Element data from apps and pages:
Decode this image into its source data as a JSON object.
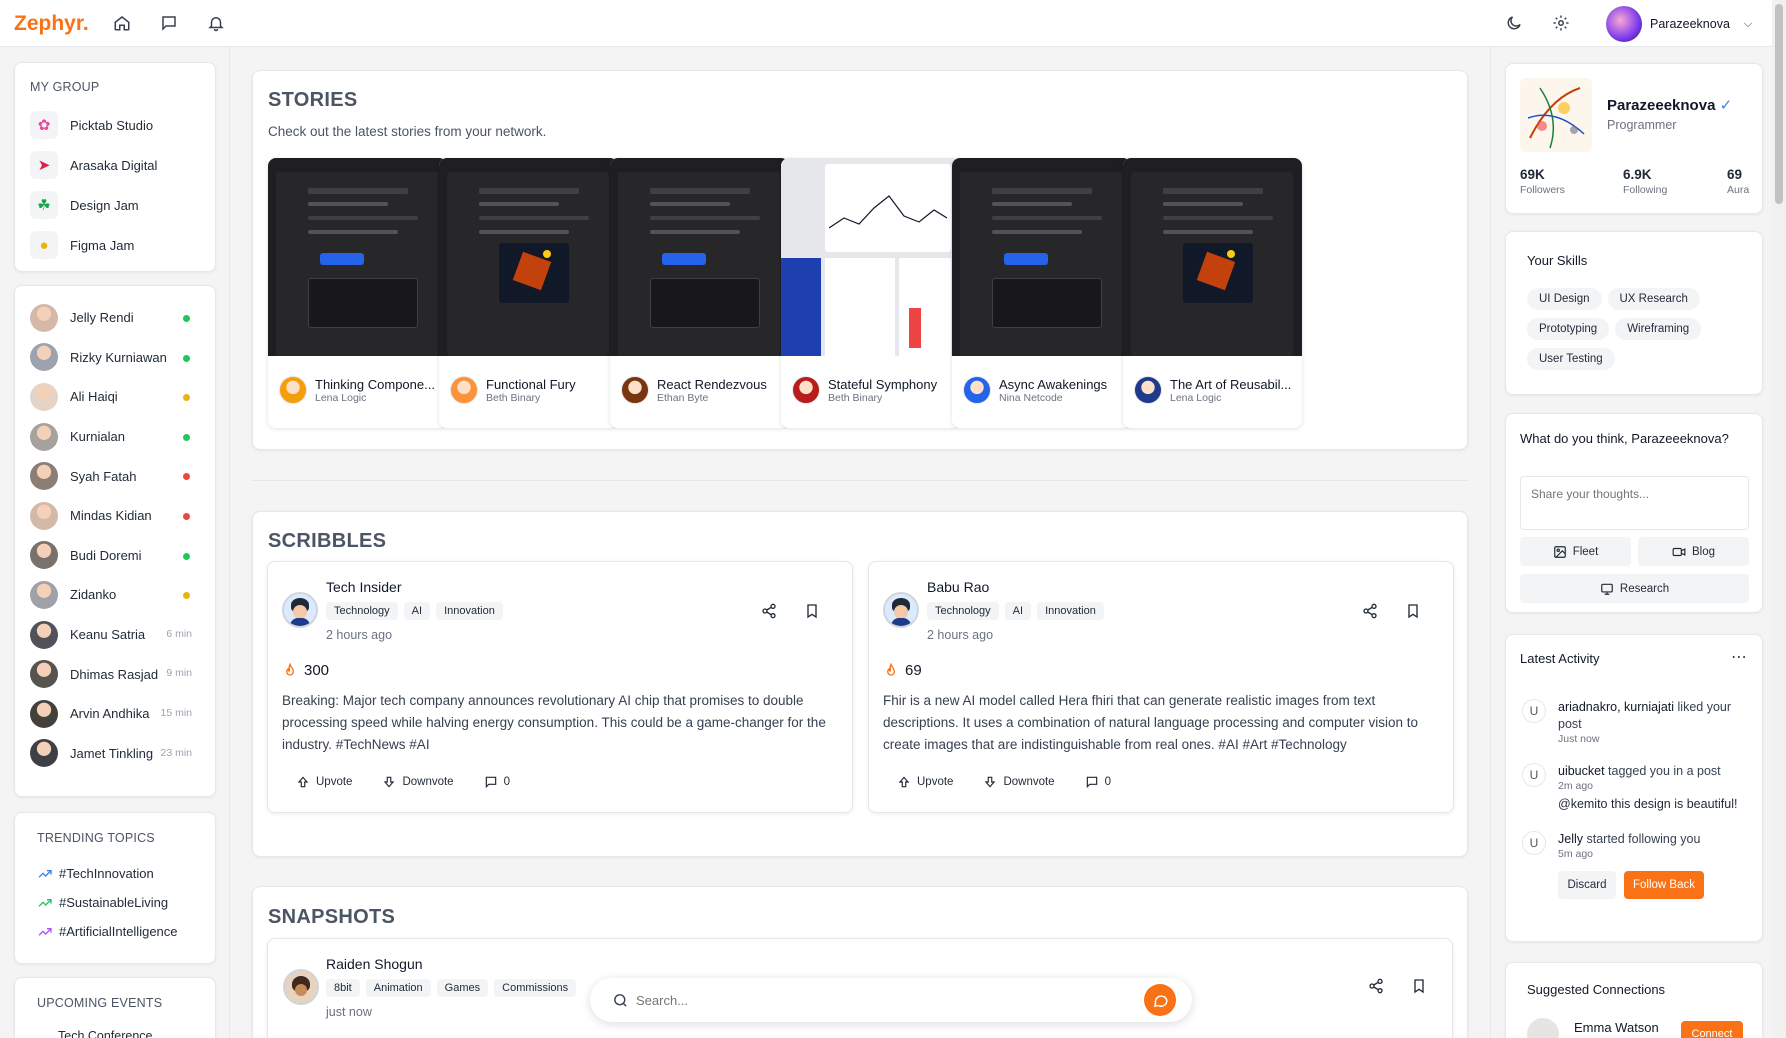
{
  "app": {
    "logo": "Zephyr.",
    "user_name": "Parazeeknova"
  },
  "colors": {
    "accent": "#f97316",
    "online": "#22c55e",
    "away": "#eab308",
    "busy": "#ef4444",
    "verified": "#3b82f6"
  },
  "my_group": {
    "title": "MY GROUP",
    "items": [
      {
        "label": "Picktab Studio",
        "icon": "flower-icon"
      },
      {
        "label": "Arasaka Digital",
        "icon": "rocket-icon"
      },
      {
        "label": "Design Jam",
        "icon": "cactus-icon"
      },
      {
        "label": "Figma Jam",
        "icon": "bulb-icon"
      }
    ]
  },
  "friends": [
    {
      "name": "Jelly Rendi",
      "status": "online"
    },
    {
      "name": "Rizky Kurniawan",
      "status": "online"
    },
    {
      "name": "Ali Haiqi",
      "status": "away"
    },
    {
      "name": "Kurnialan",
      "status": "online"
    },
    {
      "name": "Syah Fatah",
      "status": "busy"
    },
    {
      "name": "Mindas Kidian",
      "status": "busy"
    },
    {
      "name": "Budi Doremi",
      "status": "online"
    },
    {
      "name": "Zidanko",
      "status": "away"
    },
    {
      "name": "Keanu Satria",
      "mins": "6 min"
    },
    {
      "name": "Dhimas Rasjad",
      "mins": "9 min"
    },
    {
      "name": "Arvin Andhika",
      "mins": "15 min"
    },
    {
      "name": "Jamet Tinkling",
      "mins": "23 min"
    }
  ],
  "trending": {
    "title": "TRENDING TOPICS",
    "items": [
      "#TechInnovation",
      "#SustainableLiving",
      "#ArtificialIntelligence"
    ]
  },
  "events": {
    "title": "UPCOMING EVENTS",
    "items": [
      "Tech Conference"
    ]
  },
  "stories": {
    "title": "STORIES",
    "subtitle": "Check out the latest stories from your network.",
    "items": [
      {
        "title": "Thinking Compone...",
        "author": "Lena Logic"
      },
      {
        "title": "Functional Fury",
        "author": "Beth Binary"
      },
      {
        "title": "React Rendezvous",
        "author": "Ethan Byte"
      },
      {
        "title": "Stateful Symphony",
        "author": "Beth Binary"
      },
      {
        "title": "Async Awakenings",
        "author": "Nina Netcode"
      },
      {
        "title": "The Art of Reusabil...",
        "author": "Lena Logic"
      }
    ]
  },
  "scribbles": {
    "title": "SCRIBBLES",
    "posts": [
      {
        "author": "Tech Insider",
        "tags": [
          "Technology",
          "AI",
          "Innovation"
        ],
        "time": "2 hours ago",
        "fire": "300",
        "body": "Breaking: Major tech company announces revolutionary AI chip that promises to double processing speed while halving energy consumption. This could be a game-changer for the industry. #TechNews #AI",
        "upvote": "Upvote",
        "downvote": "Downvote",
        "comments": "0"
      },
      {
        "author": "Babu Rao",
        "tags": [
          "Technology",
          "AI",
          "Innovation"
        ],
        "time": "2 hours ago",
        "fire": "69",
        "body": "Fhir is a new AI model called Hera fhiri that can generate realistic images from text descriptions. It uses a combination of natural language processing and computer vision to create images that are indistinguishable from real ones. #AI #Art #Technology",
        "upvote": "Upvote",
        "downvote": "Downvote",
        "comments": "0"
      }
    ]
  },
  "snapshots": {
    "title": "SNAPSHOTS",
    "post": {
      "author": "Raiden Shogun",
      "tags": [
        "8bit",
        "Animation",
        "Games",
        "Commissions"
      ],
      "time": "just now"
    }
  },
  "search": {
    "placeholder": "Search..."
  },
  "profile": {
    "name": "Parazeeeknova",
    "role": "Programmer",
    "stats": [
      {
        "value": "69K",
        "label": "Followers"
      },
      {
        "value": "6.9K",
        "label": "Following"
      },
      {
        "value": "69",
        "label": "Aura"
      }
    ]
  },
  "skills": {
    "title": "Your Skills",
    "items": [
      "UI Design",
      "UX Research",
      "Prototyping",
      "Wireframing",
      "User Testing"
    ]
  },
  "composer": {
    "prompt": "What do you think, Parazeeeknova?",
    "placeholder": "Share your thoughts...",
    "fleet": "Fleet",
    "blog": "Blog",
    "research": "Research"
  },
  "activity": {
    "title": "Latest Activity",
    "items": [
      {
        "avatar": "U",
        "who": "ariadnakro, kurniajati",
        "text": " liked your post",
        "time": "Just now"
      },
      {
        "avatar": "U",
        "who": "uibucket",
        "text": " tagged you in a post",
        "time": "2m ago",
        "quote": "@kemito this design is beautiful!"
      },
      {
        "avatar": "U",
        "who": "Jelly",
        "text": " started following you",
        "time": "5m ago"
      }
    ],
    "discard": "Discard",
    "follow_back": "Follow Back"
  },
  "suggested": {
    "title": "Suggested Connections",
    "name": "Emma Watson",
    "connect": "Connect"
  }
}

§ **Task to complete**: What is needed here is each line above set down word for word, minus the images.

§ **Answer for the task**:
Decode this image into its source data as a JSON object.
{
  "app": {
    "logo": "Zephyr.",
    "user_name": "Parazeeknova"
  },
  "colors": {
    "accent": "#f97316",
    "online": "#22c55e",
    "away": "#eab308",
    "busy": "#ef4444",
    "verified": "#3b82f6"
  },
  "my_group": {
    "title": "MY GROUP",
    "items": [
      {
        "label": "Picktab Studio",
        "icon": "flower-icon"
      },
      {
        "label": "Arasaka Digital",
        "icon": "rocket-icon"
      },
      {
        "label": "Design Jam",
        "icon": "cactus-icon"
      },
      {
        "label": "Figma Jam",
        "icon": "bulb-icon"
      }
    ]
  },
  "friends": [
    {
      "name": "Jelly Rendi",
      "status": "online"
    },
    {
      "name": "Rizky Kurniawan",
      "status": "online"
    },
    {
      "name": "Ali Haiqi",
      "status": "away"
    },
    {
      "name": "Kurnialan",
      "status": "online"
    },
    {
      "name": "Syah Fatah",
      "status": "busy"
    },
    {
      "name": "Mindas Kidian",
      "status": "busy"
    },
    {
      "name": "Budi Doremi",
      "status": "online"
    },
    {
      "name": "Zidanko",
      "status": "away"
    },
    {
      "name": "Keanu Satria",
      "mins": "6 min"
    },
    {
      "name": "Dhimas Rasjad",
      "mins": "9 min"
    },
    {
      "name": "Arvin Andhika",
      "mins": "15 min"
    },
    {
      "name": "Jamet Tinkling",
      "mins": "23 min"
    }
  ],
  "trending": {
    "title": "TRENDING TOPICS",
    "items": [
      "#TechInnovation",
      "#SustainableLiving",
      "#ArtificialIntelligence"
    ]
  },
  "events": {
    "title": "UPCOMING EVENTS",
    "items": [
      "Tech Conference"
    ]
  },
  "stories": {
    "title": "STORIES",
    "subtitle": "Check out the latest stories from your network.",
    "items": [
      {
        "title": "Thinking Compone...",
        "author": "Lena Logic"
      },
      {
        "title": "Functional Fury",
        "author": "Beth Binary"
      },
      {
        "title": "React Rendezvous",
        "author": "Ethan Byte"
      },
      {
        "title": "Stateful Symphony",
        "author": "Beth Binary"
      },
      {
        "title": "Async Awakenings",
        "author": "Nina Netcode"
      },
      {
        "title": "The Art of Reusabil...",
        "author": "Lena Logic"
      }
    ]
  },
  "scribbles": {
    "title": "SCRIBBLES",
    "posts": [
      {
        "author": "Tech Insider",
        "tags": [
          "Technology",
          "AI",
          "Innovation"
        ],
        "time": "2 hours ago",
        "fire": "300",
        "body": "Breaking: Major tech company announces revolutionary AI chip that promises to double processing speed while halving energy consumption. This could be a game-changer for the industry. #TechNews #AI",
        "upvote": "Upvote",
        "downvote": "Downvote",
        "comments": "0"
      },
      {
        "author": "Babu Rao",
        "tags": [
          "Technology",
          "AI",
          "Innovation"
        ],
        "time": "2 hours ago",
        "fire": "69",
        "body": "Fhir is a new AI model called Hera fhiri that can generate realistic images from text descriptions. It uses a combination of natural language processing and computer vision to create images that are indistinguishable from real ones. #AI #Art #Technology",
        "upvote": "Upvote",
        "downvote": "Downvote",
        "comments": "0"
      }
    ]
  },
  "snapshots": {
    "title": "SNAPSHOTS",
    "post": {
      "author": "Raiden Shogun",
      "tags": [
        "8bit",
        "Animation",
        "Games",
        "Commissions"
      ],
      "time": "just now"
    }
  },
  "search": {
    "placeholder": "Search..."
  },
  "profile": {
    "name": "Parazeeeknova",
    "role": "Programmer",
    "stats": [
      {
        "value": "69K",
        "label": "Followers"
      },
      {
        "value": "6.9K",
        "label": "Following"
      },
      {
        "value": "69",
        "label": "Aura"
      }
    ]
  },
  "skills": {
    "title": "Your Skills",
    "items": [
      "UI Design",
      "UX Research",
      "Prototyping",
      "Wireframing",
      "User Testing"
    ]
  },
  "composer": {
    "prompt": "What do you think, Parazeeeknova?",
    "placeholder": "Share your thoughts...",
    "fleet": "Fleet",
    "blog": "Blog",
    "research": "Research"
  },
  "activity": {
    "title": "Latest Activity",
    "items": [
      {
        "avatar": "U",
        "who": "ariadnakro, kurniajati",
        "text": " liked your post",
        "time": "Just now"
      },
      {
        "avatar": "U",
        "who": "uibucket",
        "text": " tagged you in a post",
        "time": "2m ago",
        "quote": "@kemito this design is beautiful!"
      },
      {
        "avatar": "U",
        "who": "Jelly",
        "text": " started following you",
        "time": "5m ago"
      }
    ],
    "discard": "Discard",
    "follow_back": "Follow Back"
  },
  "suggested": {
    "title": "Suggested Connections",
    "name": "Emma Watson",
    "connect": "Connect"
  }
}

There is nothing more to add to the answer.